The North Korean government has been hitting back against international criticism by accusing the U.S. of rampant human rights abuses and claiming that Christian missionaries are responsible for human trafficking and even terrorism in its country.
"The significance of North Korea's comments cannot be overstated. North Korea is choosing to publicly blame Christian missionaries for its human rights problems and internal difficulties," said the Rev. Eric Foley of Seoul USA, a US/Korean NGO that operates a number of discipleship bases reaching North Koreans across Asia.
Foley's comments are in response to those made by So Se Pyong, North Korea's ambassador in a debate before the Council in Geneva, where he stated: "There are in the northeastern area of China so-called churches and priests exclusively engaged in hostile acts against the DPRK. They indoctrinate the illegal border crossers with anti-DPRK ideology and send them back to the DPRK with assignments of subversion, destruction, human trafficking and even terrorist acts." more >>

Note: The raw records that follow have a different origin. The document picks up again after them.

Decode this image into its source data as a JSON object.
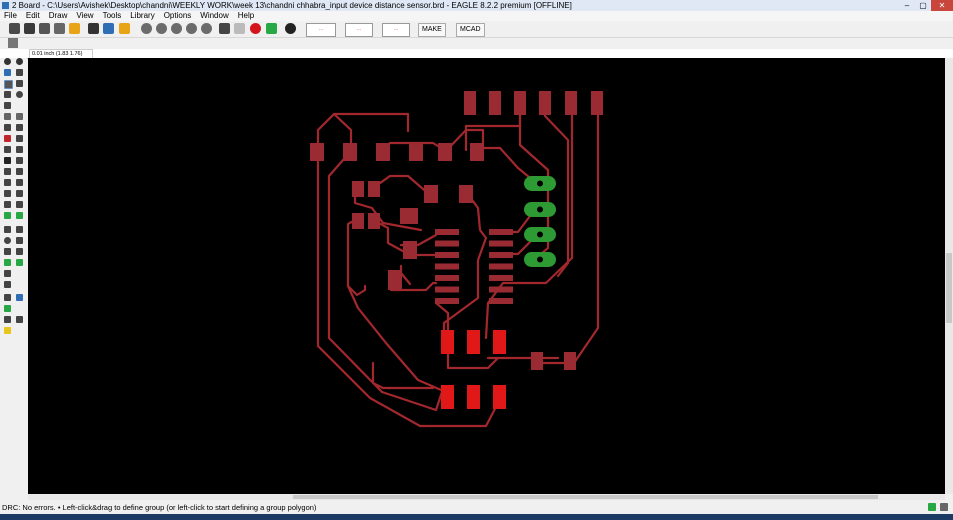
{
  "window": {
    "title": "2 Board - C:\\Users\\Avishek\\Desktop\\chandni\\WEEKLY WORK\\week 13\\chandni chhabra_input device distance sensor.brd - EAGLE 8.2.2 premium [OFFLINE]"
  },
  "menu": [
    "File",
    "Edit",
    "Draw",
    "View",
    "Tools",
    "Library",
    "Options",
    "Window",
    "Help"
  ],
  "toolbar": {
    "make_label": "MAKE",
    "mcad_label": "MCAD"
  },
  "coord": {
    "readout": "0.01 inch (1.83 1.76)"
  },
  "status": {
    "text": "DRC: No errors.  • Left-click&drag to define group (or left-click to start defining a group polygon)"
  },
  "colors": {
    "trace": "#a2282d",
    "pad": "#e01818",
    "smd": "#9a2b33",
    "ground_pad": "#2e9a33",
    "canvas": "#000000"
  }
}
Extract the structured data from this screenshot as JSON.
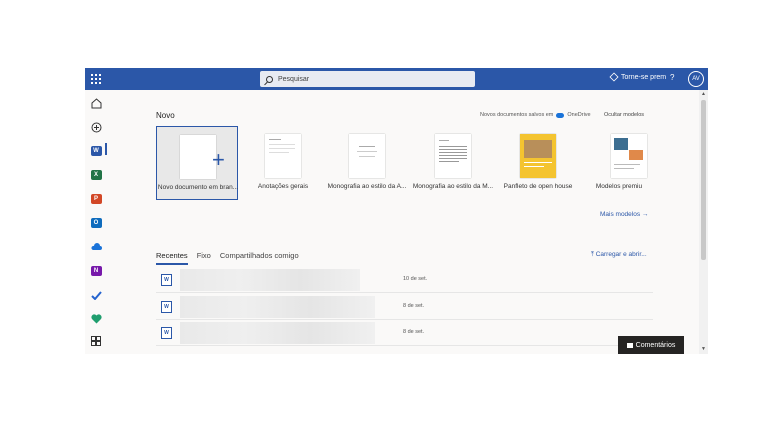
{
  "search": {
    "placeholder": "Pesquisar"
  },
  "header": {
    "premium": "Torne-se prem",
    "help": "?",
    "avatar": "AV"
  },
  "rail": {
    "apps": [
      {
        "name": "home",
        "color": "#444"
      },
      {
        "name": "create",
        "color": "#444"
      },
      {
        "name": "word",
        "color": "#2b57a8",
        "letter": "W"
      },
      {
        "name": "excel",
        "color": "#217346",
        "letter": "X"
      },
      {
        "name": "powerpoint",
        "color": "#d24726",
        "letter": "P"
      },
      {
        "name": "outlook",
        "color": "#0f6cbd",
        "letter": "O"
      },
      {
        "name": "onedrive",
        "color": "#1a73d9",
        "letter": ""
      },
      {
        "name": "onenote",
        "color": "#7719aa",
        "letter": "N"
      },
      {
        "name": "todo",
        "color": "#2564cf",
        "letter": ""
      },
      {
        "name": "family-safety",
        "color": "#1f9e6e",
        "letter": ""
      },
      {
        "name": "all-apps",
        "color": "#444",
        "letter": ""
      }
    ]
  },
  "novo": {
    "heading": "Novo",
    "saved_in_prefix": "Novos documentos salvos em",
    "saved_in_service": "OneDrive",
    "hide_models": "Ocultar modelos",
    "templates": [
      "Novo documento em bran...",
      "Anotações gerais",
      "Monografia ao estilo da A...",
      "Monografia ao estilo da M...",
      "Panfleto de open house",
      "Modelos premiu"
    ],
    "more_models": "Mais modelos"
  },
  "files": {
    "tabs": [
      "Recentes",
      "Fixo",
      "Compartilhados comigo"
    ],
    "upload": "Carregar e abrir...",
    "rows": [
      {
        "date": "10 de set."
      },
      {
        "date": "8 de set."
      },
      {
        "date": "8 de set."
      }
    ]
  },
  "feedback": {
    "label": "Comentários"
  }
}
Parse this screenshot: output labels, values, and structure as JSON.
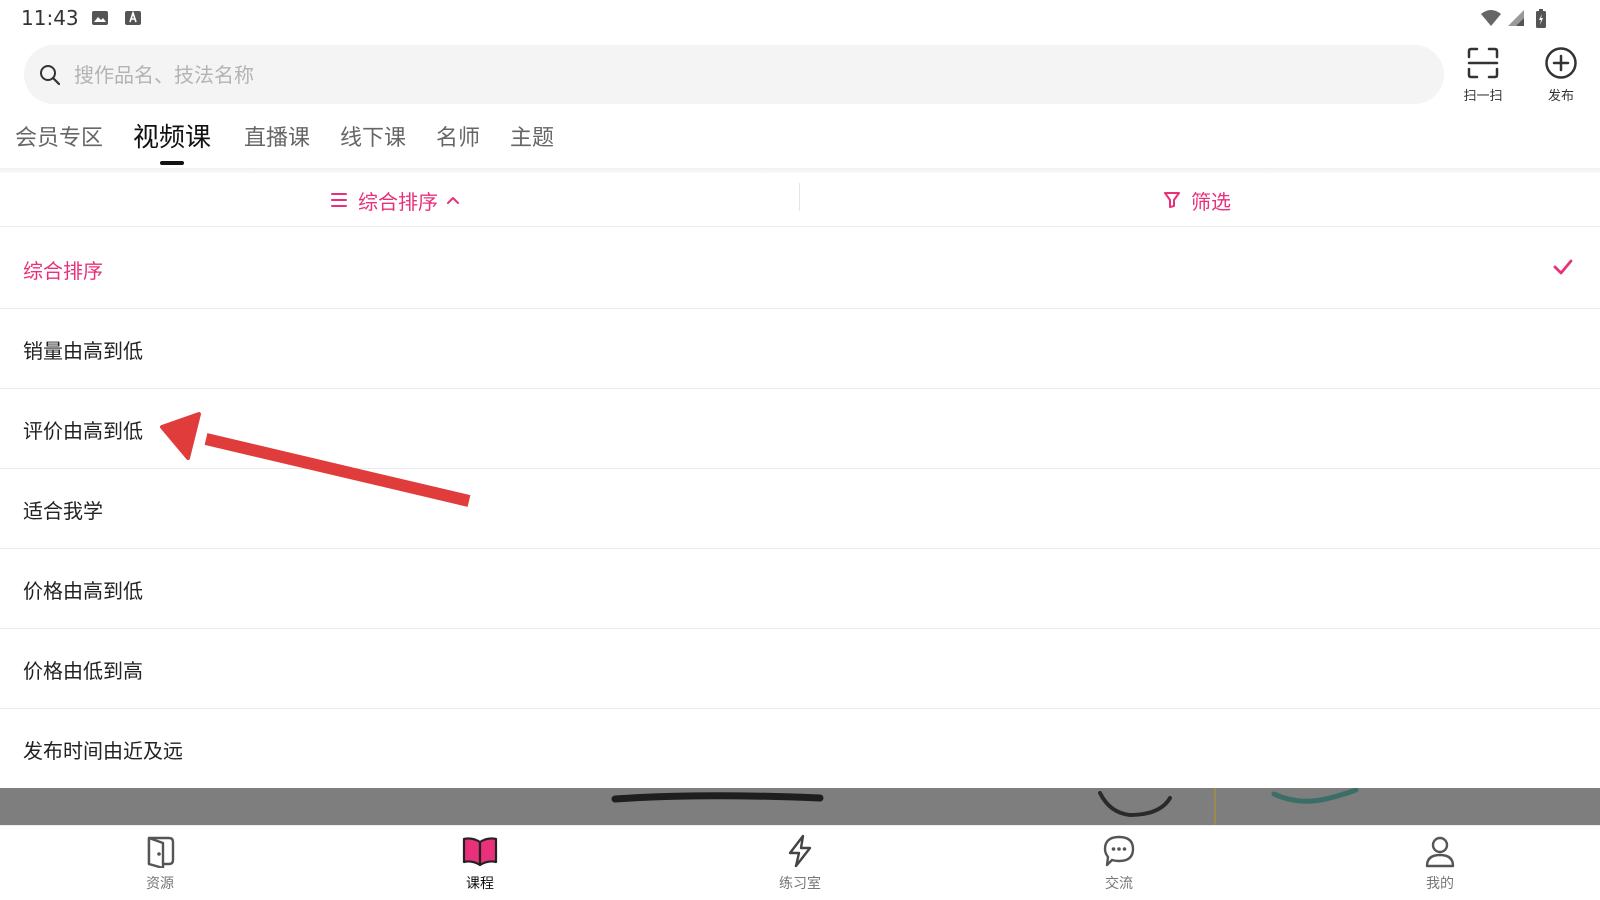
{
  "status_bar": {
    "time": "11:43"
  },
  "search": {
    "placeholder": "搜作品名、技法名称"
  },
  "top_actions": {
    "scan_label": "扫一扫",
    "publish_label": "发布"
  },
  "tabs": [
    {
      "label": "会员专区",
      "active": false
    },
    {
      "label": "视频课",
      "active": true
    },
    {
      "label": "直播课",
      "active": false
    },
    {
      "label": "线下课",
      "active": false
    },
    {
      "label": "名师",
      "active": false
    },
    {
      "label": "主题",
      "active": false
    }
  ],
  "sort_bar": {
    "sort_label": "综合排序",
    "filter_label": "筛选"
  },
  "sort_options": [
    {
      "label": "综合排序",
      "selected": true
    },
    {
      "label": "销量由高到低",
      "selected": false
    },
    {
      "label": "评价由高到低",
      "selected": false
    },
    {
      "label": "适合我学",
      "selected": false
    },
    {
      "label": "价格由高到低",
      "selected": false
    },
    {
      "label": "价格由低到高",
      "selected": false
    },
    {
      "label": "发布时间由近及远",
      "selected": false
    }
  ],
  "bottom_nav": [
    {
      "label": "资源",
      "icon": "resource-icon",
      "active": false
    },
    {
      "label": "课程",
      "icon": "book-icon",
      "active": true
    },
    {
      "label": "练习室",
      "icon": "lightning-icon",
      "active": false
    },
    {
      "label": "交流",
      "icon": "chat-icon",
      "active": false
    },
    {
      "label": "我的",
      "icon": "person-icon",
      "active": false
    }
  ],
  "colors": {
    "accent": "#e8317a",
    "annotation_arrow": "#e03c3c"
  }
}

A Nigerian evangelist said that most of the 200 plus schoolgirls kidnapped by terrorist group Boko Haram are Christians, which he says is further evidence of the militant Islamists' specific targeting of followers of Christ.
"Chibok local government is 90% Christian. Majority of the girls abducted are Christian! Why did Boko Haram visit Chibok local government? Why didn't they visit so many other local government girls secondary schools in Borno State?" asked Evangelist Matthew Owojaiye of the Old Time Revival Hour Church in Kaduna, who compiled a list of 180 kidnapped girls who have been identified, International Christian Concern shared.
Of those, Owojaiye identified that 163 are Christian girls, and 15 are Muslims. more >>
Thousands of petitions for Pastor Saeed Abedini in Iran and Kenneth Bae in North Korea are set to be delivered to Virginia Congressman Frank Wolf on Capitol Hill, with a Christian watchdog group calling on the Obama administration to step up its efforts for the release of the two imprisoned Christians.
"The human and religious rights of both of these men have been flagrantly violated since their detention in these foreign countries; therefore, as your constituent, I urge you to pursue every possible course of action, without delay, to secure the immediate release of Saaed Abedini in Iran and Kenneth Bae in North Korea," read the petition, organized by Christian Freedom International and addressed to Obama and his officials.
Abedini, a U.S. citizen currently serving eight years in prison in Iran, was arrested in July 2012 while working on an orphanage project and was accused by Islamic authorities of "threatening national security." Bae was also arrested in 2012 while leading a tour from China to North Korea and accused of making plots against the government. more >>
The U.S. Commission on International Religious Freedom has recommended that the State Department add eight more nations to a list of "countries of particular concern," which designates them as places where "severe violations of religious freedom are tolerated or perpetrated."
Among the eight already included on the list are Burma, China, Eritrea, Iran, North Korea, Saudi Arabia, Sudan, and Uzbekistan. The USCIRF report has also petitioned that Egypt, Iraq, Nigeria, Pakistan, Syria, Tajikistan, Turkmenistan, and Vietnam also be added.
The United States has offered to help the Nigerian government locate a large number of girls believed to have been abducted by the terrorist group Boko Haram.
State Department spokeswoman Marie Harf told reporters on Thursday that the US has been and will continue to help Nigeria regarding the mass abduction and overall antiterrorism efforts.
Islamic militants from the al-Shabaab terrorist organization reportedly dragged out a Christian woman from her home in Somalia and shot her dead while friends and neighbors tried to save her.
According to International Christian Concern, the murder occurred earlier this month when armed militants stormed the home of the woman, Sufia, in Mogadishu. She was dragged out in front of her parents by gunpoint, before being publicly shot in front of a crowd. Friends and neighbors attempted to save her.
The Islamists had accused the Somali woman of being an apostate (a person who converts from Islam to another faith). more >>